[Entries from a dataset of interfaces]
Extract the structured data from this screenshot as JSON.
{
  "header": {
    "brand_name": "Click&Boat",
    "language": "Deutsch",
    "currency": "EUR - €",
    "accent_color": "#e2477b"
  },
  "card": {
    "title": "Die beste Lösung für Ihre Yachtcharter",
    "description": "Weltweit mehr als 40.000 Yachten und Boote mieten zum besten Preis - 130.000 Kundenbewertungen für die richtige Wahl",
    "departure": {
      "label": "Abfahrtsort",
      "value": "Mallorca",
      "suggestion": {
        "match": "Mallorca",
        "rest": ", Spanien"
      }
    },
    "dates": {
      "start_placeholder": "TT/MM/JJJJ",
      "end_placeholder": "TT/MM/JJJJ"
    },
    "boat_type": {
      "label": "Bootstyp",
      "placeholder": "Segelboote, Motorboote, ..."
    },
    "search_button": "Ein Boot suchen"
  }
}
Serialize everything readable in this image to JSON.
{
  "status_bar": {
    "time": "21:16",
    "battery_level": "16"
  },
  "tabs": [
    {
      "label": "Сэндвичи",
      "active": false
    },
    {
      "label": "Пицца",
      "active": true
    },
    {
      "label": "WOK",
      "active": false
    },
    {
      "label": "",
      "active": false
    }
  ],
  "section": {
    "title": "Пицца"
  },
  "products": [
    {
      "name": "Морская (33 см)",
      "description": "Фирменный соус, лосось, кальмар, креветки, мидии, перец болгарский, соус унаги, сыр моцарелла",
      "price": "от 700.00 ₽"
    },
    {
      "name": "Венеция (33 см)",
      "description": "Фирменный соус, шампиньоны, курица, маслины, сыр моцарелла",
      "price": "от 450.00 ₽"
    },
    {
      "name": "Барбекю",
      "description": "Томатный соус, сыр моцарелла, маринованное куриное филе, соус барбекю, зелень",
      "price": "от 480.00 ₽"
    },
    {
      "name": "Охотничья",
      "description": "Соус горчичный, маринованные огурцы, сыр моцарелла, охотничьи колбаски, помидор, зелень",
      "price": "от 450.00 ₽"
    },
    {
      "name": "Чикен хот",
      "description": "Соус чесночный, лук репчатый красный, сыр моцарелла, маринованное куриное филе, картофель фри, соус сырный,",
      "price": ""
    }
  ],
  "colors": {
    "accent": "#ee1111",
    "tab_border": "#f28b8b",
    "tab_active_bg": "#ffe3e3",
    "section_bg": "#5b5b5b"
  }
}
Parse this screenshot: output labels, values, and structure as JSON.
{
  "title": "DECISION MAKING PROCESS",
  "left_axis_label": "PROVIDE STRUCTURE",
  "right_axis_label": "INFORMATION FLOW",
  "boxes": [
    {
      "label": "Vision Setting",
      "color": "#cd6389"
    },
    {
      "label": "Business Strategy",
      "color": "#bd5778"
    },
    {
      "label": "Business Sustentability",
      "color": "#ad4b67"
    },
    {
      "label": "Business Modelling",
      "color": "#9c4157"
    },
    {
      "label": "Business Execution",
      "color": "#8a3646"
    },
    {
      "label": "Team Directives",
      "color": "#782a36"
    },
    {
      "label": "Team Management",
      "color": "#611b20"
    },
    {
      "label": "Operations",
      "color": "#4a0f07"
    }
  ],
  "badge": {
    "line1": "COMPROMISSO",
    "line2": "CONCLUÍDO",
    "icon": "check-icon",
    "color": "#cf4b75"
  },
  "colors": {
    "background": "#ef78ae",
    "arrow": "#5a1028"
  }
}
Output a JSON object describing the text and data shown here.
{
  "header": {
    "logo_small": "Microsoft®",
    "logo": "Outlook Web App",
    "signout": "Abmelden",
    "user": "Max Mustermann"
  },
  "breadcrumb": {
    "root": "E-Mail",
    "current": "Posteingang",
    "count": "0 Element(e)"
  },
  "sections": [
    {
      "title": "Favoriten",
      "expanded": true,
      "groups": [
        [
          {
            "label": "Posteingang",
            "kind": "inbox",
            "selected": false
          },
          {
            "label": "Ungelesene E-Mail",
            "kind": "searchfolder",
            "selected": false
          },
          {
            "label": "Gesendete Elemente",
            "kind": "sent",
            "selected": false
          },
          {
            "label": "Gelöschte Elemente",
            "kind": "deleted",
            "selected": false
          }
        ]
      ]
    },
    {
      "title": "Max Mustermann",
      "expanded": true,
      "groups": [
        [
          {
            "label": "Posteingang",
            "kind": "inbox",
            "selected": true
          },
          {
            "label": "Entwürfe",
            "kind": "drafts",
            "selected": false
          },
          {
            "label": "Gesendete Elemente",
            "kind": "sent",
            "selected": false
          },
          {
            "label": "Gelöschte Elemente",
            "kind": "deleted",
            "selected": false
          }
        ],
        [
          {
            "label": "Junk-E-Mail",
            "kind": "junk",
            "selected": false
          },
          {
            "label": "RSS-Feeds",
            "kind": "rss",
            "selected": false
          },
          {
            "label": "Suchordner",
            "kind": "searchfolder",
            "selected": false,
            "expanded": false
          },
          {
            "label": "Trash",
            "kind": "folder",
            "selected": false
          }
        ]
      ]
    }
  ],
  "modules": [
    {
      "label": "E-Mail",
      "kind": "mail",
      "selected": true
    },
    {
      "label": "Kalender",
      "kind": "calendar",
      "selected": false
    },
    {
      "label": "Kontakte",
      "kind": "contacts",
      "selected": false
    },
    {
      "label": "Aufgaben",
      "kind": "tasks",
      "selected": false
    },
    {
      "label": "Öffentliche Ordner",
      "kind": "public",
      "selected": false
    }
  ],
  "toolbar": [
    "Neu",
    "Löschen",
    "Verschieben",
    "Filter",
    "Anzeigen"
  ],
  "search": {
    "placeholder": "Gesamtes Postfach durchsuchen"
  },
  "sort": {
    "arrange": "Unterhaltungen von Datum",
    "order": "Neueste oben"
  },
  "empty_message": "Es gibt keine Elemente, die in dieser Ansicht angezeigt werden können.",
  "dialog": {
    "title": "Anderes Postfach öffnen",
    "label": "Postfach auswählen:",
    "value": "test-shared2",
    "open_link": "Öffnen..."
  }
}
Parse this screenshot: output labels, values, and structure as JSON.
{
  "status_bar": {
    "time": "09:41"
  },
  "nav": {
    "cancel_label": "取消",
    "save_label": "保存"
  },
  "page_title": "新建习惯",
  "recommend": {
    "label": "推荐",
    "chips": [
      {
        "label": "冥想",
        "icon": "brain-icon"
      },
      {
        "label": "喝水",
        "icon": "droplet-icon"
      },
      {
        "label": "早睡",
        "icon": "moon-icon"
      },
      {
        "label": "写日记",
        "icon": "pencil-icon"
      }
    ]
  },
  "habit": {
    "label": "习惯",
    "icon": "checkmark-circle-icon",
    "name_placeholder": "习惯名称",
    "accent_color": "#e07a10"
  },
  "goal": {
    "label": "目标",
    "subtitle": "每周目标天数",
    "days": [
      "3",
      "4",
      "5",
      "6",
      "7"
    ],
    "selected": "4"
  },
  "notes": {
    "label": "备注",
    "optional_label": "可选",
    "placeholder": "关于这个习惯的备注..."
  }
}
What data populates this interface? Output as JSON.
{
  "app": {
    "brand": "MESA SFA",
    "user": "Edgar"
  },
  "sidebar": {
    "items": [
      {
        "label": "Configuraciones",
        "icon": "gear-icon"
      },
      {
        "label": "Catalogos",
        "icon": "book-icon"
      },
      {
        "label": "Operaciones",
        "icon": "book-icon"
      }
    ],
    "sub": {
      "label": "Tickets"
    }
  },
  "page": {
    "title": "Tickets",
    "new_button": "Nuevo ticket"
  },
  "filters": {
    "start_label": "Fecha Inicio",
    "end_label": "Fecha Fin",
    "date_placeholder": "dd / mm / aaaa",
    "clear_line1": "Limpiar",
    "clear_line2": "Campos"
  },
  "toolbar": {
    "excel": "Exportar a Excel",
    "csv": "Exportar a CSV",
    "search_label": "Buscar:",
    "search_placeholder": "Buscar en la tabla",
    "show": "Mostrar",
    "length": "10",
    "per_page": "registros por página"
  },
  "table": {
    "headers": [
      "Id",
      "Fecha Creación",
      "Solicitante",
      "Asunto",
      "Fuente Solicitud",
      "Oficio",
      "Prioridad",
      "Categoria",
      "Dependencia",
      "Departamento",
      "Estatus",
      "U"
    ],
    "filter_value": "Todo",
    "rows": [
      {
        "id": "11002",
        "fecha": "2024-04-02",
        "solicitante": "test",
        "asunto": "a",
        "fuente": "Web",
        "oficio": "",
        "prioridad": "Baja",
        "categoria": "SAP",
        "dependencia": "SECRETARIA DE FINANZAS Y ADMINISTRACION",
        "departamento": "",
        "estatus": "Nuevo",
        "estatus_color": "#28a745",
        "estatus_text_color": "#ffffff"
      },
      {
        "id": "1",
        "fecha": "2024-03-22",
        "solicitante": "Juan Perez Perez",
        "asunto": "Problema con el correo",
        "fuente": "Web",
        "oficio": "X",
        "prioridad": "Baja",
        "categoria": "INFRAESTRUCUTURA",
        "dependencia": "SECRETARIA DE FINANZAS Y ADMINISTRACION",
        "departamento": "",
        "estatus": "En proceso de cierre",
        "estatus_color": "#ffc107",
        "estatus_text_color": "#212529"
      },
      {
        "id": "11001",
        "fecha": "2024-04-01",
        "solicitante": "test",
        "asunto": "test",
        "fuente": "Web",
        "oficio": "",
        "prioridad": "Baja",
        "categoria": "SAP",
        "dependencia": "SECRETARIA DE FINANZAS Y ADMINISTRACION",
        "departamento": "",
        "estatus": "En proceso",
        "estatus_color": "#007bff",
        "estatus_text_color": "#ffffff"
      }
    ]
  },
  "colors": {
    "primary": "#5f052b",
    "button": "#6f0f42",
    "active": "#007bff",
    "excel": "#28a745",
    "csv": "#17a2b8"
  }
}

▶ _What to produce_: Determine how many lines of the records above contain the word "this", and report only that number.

▶ _Task answer_: 5